WHAT IS EXPECTED:
Show all lines containing "child" from the data below.

(Page and application data records)
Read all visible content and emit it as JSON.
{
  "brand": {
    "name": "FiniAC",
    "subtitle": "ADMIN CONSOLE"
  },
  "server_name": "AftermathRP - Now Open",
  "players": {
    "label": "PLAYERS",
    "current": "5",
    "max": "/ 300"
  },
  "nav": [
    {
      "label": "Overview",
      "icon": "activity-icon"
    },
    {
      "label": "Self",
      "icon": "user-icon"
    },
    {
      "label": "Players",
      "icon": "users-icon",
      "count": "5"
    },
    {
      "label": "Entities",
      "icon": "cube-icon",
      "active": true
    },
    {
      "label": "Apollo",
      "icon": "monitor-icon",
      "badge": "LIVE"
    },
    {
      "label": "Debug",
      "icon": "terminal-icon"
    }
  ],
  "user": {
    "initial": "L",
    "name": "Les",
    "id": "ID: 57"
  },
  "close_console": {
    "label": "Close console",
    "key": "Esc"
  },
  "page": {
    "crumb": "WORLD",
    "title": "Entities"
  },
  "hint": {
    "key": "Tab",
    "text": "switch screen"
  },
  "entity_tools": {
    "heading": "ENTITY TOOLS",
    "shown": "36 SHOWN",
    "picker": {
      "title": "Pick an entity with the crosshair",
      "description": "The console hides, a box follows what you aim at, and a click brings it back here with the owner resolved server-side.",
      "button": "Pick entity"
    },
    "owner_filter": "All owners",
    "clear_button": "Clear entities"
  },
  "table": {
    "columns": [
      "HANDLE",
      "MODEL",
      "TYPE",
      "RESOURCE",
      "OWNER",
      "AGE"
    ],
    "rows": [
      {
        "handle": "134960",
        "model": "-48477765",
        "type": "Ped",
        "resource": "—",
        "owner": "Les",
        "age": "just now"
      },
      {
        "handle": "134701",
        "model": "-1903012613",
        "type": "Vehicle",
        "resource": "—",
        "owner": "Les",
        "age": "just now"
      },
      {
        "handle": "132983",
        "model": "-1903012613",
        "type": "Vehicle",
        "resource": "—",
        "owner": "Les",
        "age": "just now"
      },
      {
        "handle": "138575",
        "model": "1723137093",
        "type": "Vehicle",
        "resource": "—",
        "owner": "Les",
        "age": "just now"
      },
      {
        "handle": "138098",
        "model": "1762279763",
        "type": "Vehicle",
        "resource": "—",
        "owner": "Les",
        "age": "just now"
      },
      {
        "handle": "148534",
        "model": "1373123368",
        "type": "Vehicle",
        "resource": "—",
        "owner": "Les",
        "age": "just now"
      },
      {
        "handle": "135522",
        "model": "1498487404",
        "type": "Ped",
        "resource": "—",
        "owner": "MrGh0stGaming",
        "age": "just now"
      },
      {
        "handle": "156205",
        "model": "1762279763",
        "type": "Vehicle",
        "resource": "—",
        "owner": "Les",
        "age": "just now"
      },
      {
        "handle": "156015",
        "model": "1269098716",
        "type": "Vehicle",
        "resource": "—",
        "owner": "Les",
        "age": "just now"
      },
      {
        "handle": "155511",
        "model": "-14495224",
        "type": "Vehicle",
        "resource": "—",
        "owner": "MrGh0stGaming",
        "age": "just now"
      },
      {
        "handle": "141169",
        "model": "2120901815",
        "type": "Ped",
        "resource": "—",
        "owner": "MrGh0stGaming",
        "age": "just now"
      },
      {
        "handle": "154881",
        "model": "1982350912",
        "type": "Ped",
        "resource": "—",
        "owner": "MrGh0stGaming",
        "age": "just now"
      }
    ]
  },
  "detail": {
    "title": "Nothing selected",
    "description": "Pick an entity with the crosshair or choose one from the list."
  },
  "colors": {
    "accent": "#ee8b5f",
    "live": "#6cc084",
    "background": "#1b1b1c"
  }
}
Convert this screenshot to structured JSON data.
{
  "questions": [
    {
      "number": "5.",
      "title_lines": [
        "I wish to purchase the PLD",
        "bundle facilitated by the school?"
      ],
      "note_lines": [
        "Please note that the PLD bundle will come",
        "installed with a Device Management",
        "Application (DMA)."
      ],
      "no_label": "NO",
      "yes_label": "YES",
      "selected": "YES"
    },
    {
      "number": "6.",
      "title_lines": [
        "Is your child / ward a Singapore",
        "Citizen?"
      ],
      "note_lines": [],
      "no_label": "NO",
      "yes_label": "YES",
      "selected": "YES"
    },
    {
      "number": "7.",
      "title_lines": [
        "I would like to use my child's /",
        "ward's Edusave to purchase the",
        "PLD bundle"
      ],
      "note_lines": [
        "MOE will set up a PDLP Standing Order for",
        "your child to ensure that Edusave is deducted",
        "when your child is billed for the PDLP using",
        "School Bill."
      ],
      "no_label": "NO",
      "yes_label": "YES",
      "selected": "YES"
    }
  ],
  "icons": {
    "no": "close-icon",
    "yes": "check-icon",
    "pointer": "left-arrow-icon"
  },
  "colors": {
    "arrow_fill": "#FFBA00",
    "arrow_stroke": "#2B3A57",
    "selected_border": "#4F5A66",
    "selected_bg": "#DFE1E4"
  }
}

TASK ANSWER:
        "Is your child / ward a Singapore",
        "I would like to use my child's /",
        "your child to ensure that Edusave is deducted",
        "when your child is billed for the PDLP using",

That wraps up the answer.